JK: Any application of what I’ve learned at Penn is the reason why I decided to go to Penn and how I choose to spend time outside of Penn. So that relates to how I studied abroad in Spain and how that really built my language skills, how I feel like my Penn experience has prepared me for international research. Being an environmental scientist, you can work literally anywhere and find something to do. This just falls in line with my philosophy how I imagine any environmental science career to be.
Street: How would you characterize being in the “green” scene at Penn?
JK: This is something I’ve said time and time again and I still stand by it. There are so many different opportunities to be involved with at environmentalism at Penn in some way. We have a ton of academic offerings, and I’ve been a part of that department from day one. We have really amazing professors—coming in as a freshmen, I didn’t grasp the gravity of their work, but they really do amazing things. On the extracurricular side, you have so many options, from SSAP, which is a huge entity with so many different niche groups, to the Bee-Keeping Society (not sure if that’s its official name). On the employment side as well, I’ve held a summer internship with Green Campus Partnership and Eco-Rep coordinator (that is my work study job). My work study job sophomore year was research assistant with someone who works at Wharton’s Institute for Global Environmental Leadership, and that was following my interest in environmental policy. I feel like I’ve had my fingers in every pie, and I feel like I’ve proved that you can make of it what you will. Even if you don’t agree with how the university approaches climate action, or that the majority of students don’t seem to care the way you do, you can’t deny that there are options to get involved at Penn in some way.
Street: Do you see yourself working in environmental affairs in the future? Non-profit sector
JK: Right now I’m pretty set on devoting my life to environmental research, so going on to grad school right after college, going on to get my PhD in something in the broad field of environmental science (I’m really not sure yet!). From there, go on to academia or public service, like, I spend one summer working with the US Department of Energy, which was a research internship that I consider public service since that research is ultimately being used for the people. Those things aren’t mutually exclusive—I can be in academia for a bit, and then do research for government, and then come back, I don’t know. I’m not ruling out the private sector either, there’s some cool stuff to be done there too. But I think research is the route I’ll take.

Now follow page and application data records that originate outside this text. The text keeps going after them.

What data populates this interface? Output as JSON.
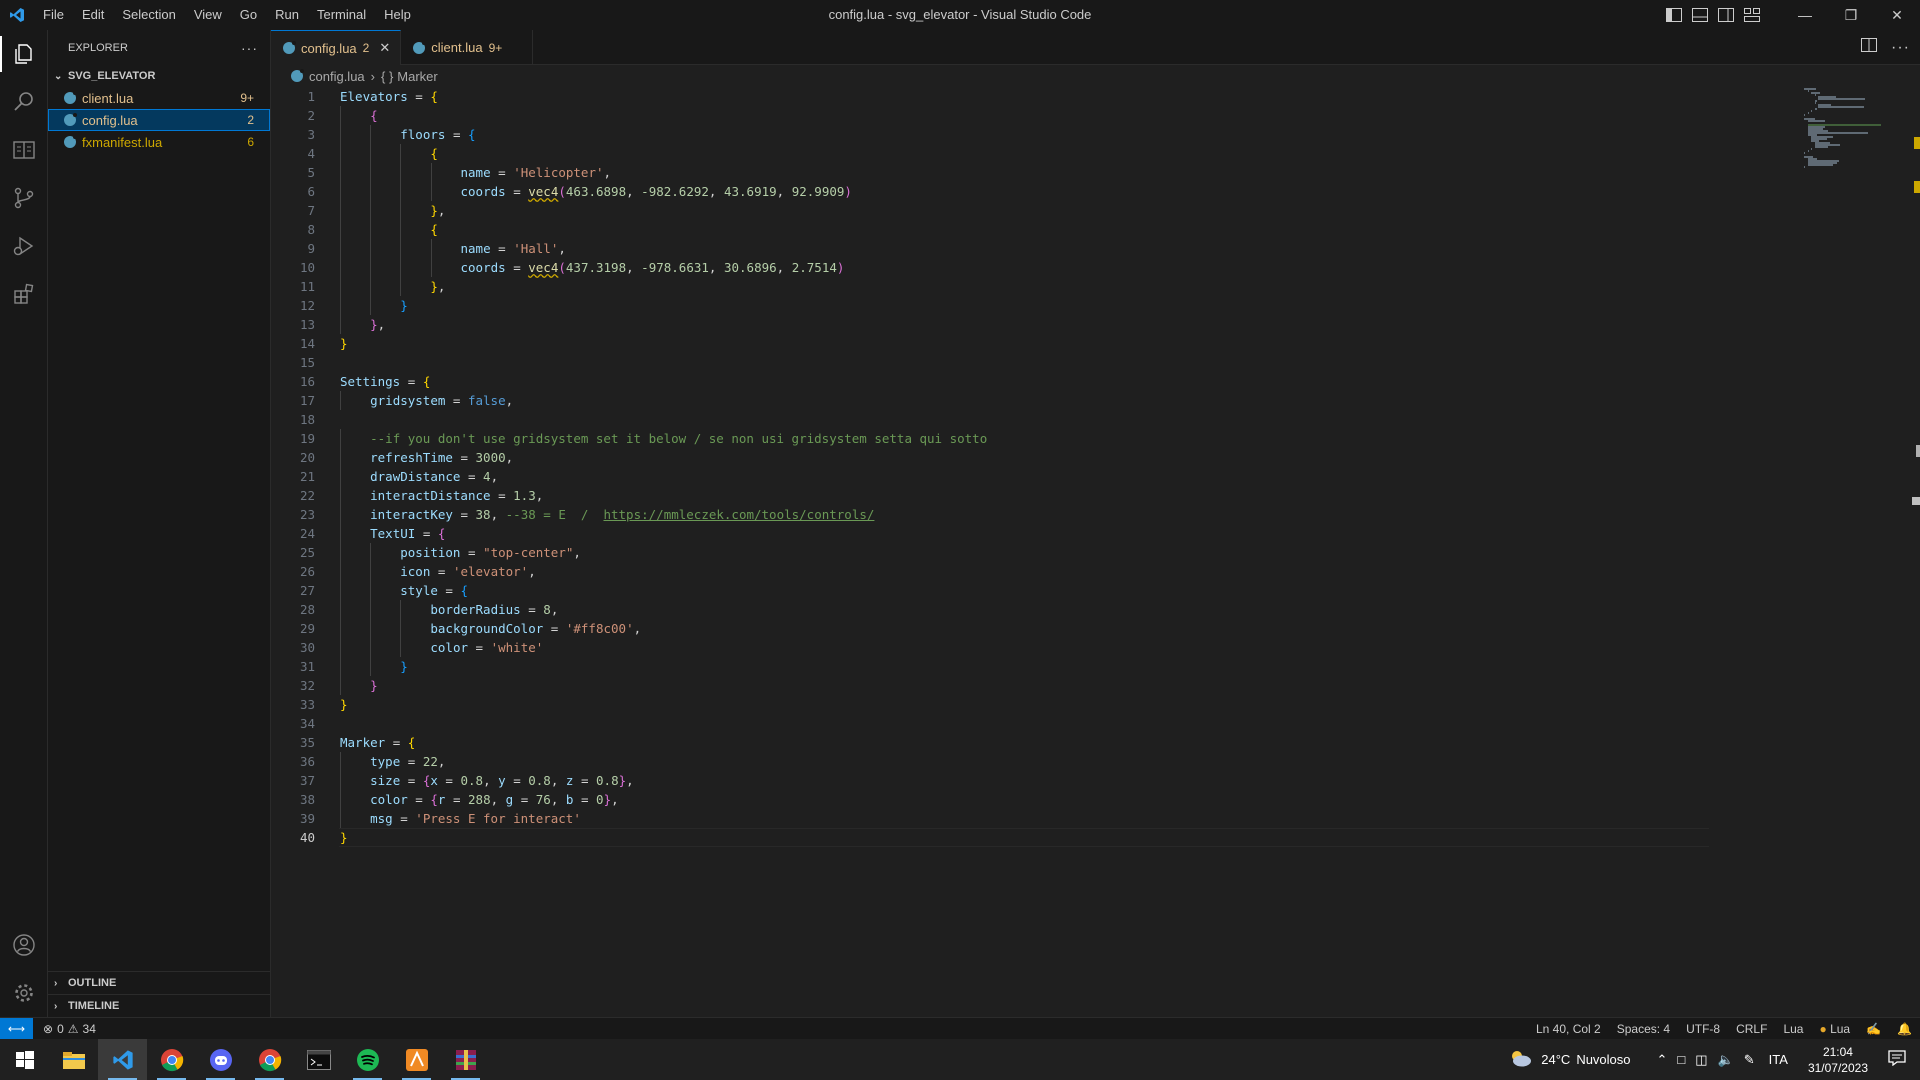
{
  "window": {
    "title": "config.lua - svg_elevator - Visual Studio Code",
    "menu": [
      "File",
      "Edit",
      "Selection",
      "View",
      "Go",
      "Run",
      "Terminal",
      "Help"
    ]
  },
  "sidebar": {
    "header": "EXPLORER",
    "folder": "SVG_ELEVATOR",
    "files": [
      {
        "name": "client.lua",
        "badge": "9+",
        "selected": false
      },
      {
        "name": "config.lua",
        "badge": "2",
        "selected": true
      },
      {
        "name": "fxmanifest.lua",
        "badge": "6",
        "selected": false
      }
    ],
    "outline": "OUTLINE",
    "timeline": "TIMELINE"
  },
  "tabs": [
    {
      "name": "config.lua",
      "badge": "2",
      "active": true
    },
    {
      "name": "client.lua",
      "badge": "9+",
      "active": false
    }
  ],
  "breadcrumb": {
    "file": "config.lua",
    "symbol": "Marker"
  },
  "editor": {
    "current_line": 40,
    "lines": [
      "Elevators = {",
      "    {",
      "        floors = {",
      "            {",
      "                name = 'Helicopter',",
      "                coords = vec4(463.6898, -982.6292, 43.6919, 92.9909)",
      "            },",
      "            {",
      "                name = 'Hall',",
      "                coords = vec4(437.3198, -978.6631, 30.6896, 2.7514)",
      "            },",
      "        }",
      "    },",
      "}",
      "",
      "Settings = {",
      "    gridsystem = false,",
      "",
      "    --if you don't use gridsystem set it below / se non usi gridsystem setta qui sotto",
      "    refreshTime = 3000,",
      "    drawDistance = 4,",
      "    interactDistance = 1.3,",
      "    interactKey = 38, --38 = E  /  https://mmleczek.com/tools/controls/",
      "    TextUI = {",
      "        position = \"top-center\",",
      "        icon = 'elevator',",
      "        style = {",
      "            borderRadius = 8,",
      "            backgroundColor = '#ff8c00',",
      "            color = 'white'",
      "        }",
      "    }",
      "}",
      "",
      "Marker = {",
      "    type = 22,",
      "    size = {x = 0.8, y = 0.8, z = 0.8},",
      "    color = {r = 288, g = 76, b = 0},",
      "    msg = 'Press E for interact'",
      "}"
    ]
  },
  "statusbar": {
    "errors": "0",
    "warnings": "34",
    "position": "Ln 40, Col 2",
    "spaces": "Spaces: 4",
    "encoding": "UTF-8",
    "eol": "CRLF",
    "language": "Lua",
    "language_badge": "Lua"
  },
  "taskbar": {
    "weather_temp": "24°C",
    "weather_desc": "Nuvoloso",
    "lang": "ITA",
    "time": "21:04",
    "date": "31/07/2023"
  },
  "colors": {
    "accent": "#0078d4",
    "warning": "#cca700",
    "modified": "#e2c08d"
  }
}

I’m not sure the nonprofit route is for me, based on my past experiences with them, and how they fit into our collective approach to environmental issues.
Street: What inspired your passion for the environment, even before Penn?
JK: I grew up camping with my family, so the outdoors always seemed very accessible to me. From there, it was very natural to start caring about taking care of wildlife, clean air, clean water, and just being cognizant of your individual effect on something bigger. And that just grew as I grew up, I started taking more action. In my middle school, I noticed that they didn’t have recycling bins yet, so I would bring in a basket from my house and then take all the paper home at the end of the week! I know, it was hilarious. I wasn’t completely sure I wanted to go into it, and then I took AP Environmental Science at my high school, and apart from the typical mid-college major crisis, I haven’t really questioned it since.
Street: If you could tell one thing to Penn students about the environment, what would you say?
JK: From the student perspective, behavioral change does matter, and it takes time and self-discipline. You will see on Locust or more environmental friends certain reminders to change your behavior, but you can find it within you to take that extra step and self-motivation to change your habits, not just cruise through your day. Being more mindful, even if it’s just turning off the lights. It’s probably easier than people think it is. It’s a matter of discipline, and it all adds up if everyone is equally committed.